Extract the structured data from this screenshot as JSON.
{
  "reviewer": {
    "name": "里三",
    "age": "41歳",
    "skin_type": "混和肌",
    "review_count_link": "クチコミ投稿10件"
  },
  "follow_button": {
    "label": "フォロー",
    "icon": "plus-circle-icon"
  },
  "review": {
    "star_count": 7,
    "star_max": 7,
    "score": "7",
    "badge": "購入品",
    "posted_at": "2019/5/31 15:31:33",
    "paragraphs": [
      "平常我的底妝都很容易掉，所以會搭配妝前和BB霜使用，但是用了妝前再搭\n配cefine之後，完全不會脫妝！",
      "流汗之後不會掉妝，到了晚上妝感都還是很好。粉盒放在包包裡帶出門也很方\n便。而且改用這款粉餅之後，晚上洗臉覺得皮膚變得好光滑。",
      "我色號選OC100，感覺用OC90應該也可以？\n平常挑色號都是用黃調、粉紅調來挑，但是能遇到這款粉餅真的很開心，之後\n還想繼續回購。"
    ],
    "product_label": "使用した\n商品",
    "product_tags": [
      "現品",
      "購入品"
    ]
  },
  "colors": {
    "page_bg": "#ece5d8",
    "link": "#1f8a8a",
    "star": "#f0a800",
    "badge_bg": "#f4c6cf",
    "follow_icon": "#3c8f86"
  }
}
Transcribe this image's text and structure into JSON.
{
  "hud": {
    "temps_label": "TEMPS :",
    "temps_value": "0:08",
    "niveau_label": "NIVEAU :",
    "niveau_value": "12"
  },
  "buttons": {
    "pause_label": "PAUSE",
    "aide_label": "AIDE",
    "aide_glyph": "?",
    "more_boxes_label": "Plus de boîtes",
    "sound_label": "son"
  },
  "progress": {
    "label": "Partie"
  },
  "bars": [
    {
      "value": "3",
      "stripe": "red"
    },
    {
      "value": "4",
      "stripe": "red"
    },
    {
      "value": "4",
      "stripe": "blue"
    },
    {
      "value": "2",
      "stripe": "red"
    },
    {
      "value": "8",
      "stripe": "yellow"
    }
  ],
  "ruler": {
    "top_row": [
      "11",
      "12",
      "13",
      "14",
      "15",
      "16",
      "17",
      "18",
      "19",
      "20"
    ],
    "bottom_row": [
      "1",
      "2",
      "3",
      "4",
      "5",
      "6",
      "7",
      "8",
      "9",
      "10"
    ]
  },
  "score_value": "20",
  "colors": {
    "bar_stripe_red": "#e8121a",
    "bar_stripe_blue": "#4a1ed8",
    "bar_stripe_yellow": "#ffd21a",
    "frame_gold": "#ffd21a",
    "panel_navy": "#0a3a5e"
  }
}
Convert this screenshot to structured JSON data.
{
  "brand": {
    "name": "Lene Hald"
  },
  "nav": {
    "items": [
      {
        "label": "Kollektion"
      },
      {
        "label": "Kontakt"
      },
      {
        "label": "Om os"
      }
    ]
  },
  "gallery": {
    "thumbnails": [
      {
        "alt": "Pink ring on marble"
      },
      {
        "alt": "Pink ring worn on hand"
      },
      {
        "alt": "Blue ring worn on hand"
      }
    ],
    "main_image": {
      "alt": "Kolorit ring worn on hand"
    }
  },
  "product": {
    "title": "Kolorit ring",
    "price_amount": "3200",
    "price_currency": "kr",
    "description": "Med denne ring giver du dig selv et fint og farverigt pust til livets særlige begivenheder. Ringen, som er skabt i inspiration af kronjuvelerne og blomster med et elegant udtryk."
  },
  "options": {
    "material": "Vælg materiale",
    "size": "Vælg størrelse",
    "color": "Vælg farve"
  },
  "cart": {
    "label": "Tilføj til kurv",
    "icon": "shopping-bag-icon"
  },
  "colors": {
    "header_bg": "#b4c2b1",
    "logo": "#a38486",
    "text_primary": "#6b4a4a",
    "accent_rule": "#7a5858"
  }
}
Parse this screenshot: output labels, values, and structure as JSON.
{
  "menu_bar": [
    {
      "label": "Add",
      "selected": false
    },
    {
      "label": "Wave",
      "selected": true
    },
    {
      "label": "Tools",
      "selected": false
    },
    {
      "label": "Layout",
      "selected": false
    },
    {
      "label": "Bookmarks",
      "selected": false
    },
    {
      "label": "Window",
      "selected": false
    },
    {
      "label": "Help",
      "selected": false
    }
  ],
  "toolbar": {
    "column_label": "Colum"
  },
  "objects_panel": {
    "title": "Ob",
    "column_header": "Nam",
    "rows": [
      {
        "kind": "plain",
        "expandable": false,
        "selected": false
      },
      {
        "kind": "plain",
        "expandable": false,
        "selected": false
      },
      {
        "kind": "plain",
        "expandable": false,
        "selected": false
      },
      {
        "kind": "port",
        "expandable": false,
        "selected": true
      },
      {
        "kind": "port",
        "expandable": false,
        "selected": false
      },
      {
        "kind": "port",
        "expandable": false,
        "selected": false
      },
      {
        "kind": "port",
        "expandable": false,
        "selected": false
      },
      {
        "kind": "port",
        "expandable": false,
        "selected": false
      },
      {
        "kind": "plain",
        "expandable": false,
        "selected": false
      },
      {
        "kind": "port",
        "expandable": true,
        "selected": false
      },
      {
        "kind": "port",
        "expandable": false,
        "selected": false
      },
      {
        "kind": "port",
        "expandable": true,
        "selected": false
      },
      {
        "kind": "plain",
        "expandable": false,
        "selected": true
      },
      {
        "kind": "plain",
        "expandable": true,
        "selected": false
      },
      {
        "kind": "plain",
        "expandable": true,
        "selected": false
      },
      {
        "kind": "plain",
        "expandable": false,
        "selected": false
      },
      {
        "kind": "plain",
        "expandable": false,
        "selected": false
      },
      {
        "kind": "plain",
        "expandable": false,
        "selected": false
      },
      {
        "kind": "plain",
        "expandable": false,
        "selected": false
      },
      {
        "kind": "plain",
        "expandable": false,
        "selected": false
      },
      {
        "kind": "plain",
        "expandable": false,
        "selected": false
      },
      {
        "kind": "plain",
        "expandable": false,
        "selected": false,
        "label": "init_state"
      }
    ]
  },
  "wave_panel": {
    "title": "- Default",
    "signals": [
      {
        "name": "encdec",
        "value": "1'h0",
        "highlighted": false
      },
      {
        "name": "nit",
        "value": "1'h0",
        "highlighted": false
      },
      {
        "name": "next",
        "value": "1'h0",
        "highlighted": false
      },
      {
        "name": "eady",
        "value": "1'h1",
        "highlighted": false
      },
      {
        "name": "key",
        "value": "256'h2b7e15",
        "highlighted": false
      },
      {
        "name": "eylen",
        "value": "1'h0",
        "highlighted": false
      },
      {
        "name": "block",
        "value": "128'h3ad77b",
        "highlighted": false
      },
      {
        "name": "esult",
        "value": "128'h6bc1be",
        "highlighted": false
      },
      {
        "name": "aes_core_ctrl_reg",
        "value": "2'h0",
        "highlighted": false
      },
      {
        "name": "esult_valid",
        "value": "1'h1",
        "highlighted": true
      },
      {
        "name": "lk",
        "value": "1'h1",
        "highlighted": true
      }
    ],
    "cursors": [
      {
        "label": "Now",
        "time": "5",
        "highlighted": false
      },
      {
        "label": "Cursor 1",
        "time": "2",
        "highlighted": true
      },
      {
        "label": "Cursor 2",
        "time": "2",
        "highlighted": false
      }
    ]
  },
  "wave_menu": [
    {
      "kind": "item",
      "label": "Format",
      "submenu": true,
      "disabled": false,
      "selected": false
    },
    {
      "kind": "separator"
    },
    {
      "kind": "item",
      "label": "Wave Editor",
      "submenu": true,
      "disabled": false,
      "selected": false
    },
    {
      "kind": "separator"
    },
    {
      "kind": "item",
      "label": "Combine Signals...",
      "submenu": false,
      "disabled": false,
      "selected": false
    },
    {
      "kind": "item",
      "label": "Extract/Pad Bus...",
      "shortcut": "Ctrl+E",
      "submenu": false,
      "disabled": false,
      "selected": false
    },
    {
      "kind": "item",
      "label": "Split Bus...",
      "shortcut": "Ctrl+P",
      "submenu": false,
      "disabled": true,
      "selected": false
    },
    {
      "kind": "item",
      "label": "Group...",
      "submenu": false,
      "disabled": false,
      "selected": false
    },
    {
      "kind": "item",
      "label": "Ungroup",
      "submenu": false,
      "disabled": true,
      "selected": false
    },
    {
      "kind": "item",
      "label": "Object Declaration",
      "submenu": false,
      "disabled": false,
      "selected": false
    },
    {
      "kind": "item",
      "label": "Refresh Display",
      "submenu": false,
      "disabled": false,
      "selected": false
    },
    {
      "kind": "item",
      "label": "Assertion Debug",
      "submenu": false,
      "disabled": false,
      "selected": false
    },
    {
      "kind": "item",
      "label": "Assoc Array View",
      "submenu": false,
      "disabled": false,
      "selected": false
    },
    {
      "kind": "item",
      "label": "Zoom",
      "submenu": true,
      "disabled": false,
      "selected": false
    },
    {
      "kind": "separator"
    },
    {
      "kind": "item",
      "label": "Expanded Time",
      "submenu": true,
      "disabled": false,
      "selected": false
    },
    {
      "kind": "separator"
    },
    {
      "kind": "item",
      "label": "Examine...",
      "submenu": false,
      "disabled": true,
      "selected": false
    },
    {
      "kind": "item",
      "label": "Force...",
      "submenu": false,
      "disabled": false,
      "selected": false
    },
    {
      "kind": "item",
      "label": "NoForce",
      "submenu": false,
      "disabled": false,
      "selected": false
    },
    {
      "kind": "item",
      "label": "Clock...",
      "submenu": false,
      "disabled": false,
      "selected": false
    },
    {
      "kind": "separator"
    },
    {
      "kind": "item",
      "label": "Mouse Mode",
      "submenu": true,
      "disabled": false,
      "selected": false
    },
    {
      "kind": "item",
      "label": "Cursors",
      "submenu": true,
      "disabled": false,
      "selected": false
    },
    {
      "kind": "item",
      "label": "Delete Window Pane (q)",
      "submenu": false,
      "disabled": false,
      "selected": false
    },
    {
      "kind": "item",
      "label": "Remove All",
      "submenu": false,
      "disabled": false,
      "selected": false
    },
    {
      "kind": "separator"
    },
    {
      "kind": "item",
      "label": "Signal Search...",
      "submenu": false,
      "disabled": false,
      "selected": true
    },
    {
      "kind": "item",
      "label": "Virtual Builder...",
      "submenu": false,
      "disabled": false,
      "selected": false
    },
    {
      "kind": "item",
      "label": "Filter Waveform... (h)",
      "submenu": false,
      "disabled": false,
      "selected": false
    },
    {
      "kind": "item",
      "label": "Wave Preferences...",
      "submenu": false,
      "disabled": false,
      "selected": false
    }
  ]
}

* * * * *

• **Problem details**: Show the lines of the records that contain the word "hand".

• **Response to the task**:
        "alt": "Pink ring worn on hand"
        "alt": "Blue ring worn on hand"
      "alt": "Kolorit ring worn on hand"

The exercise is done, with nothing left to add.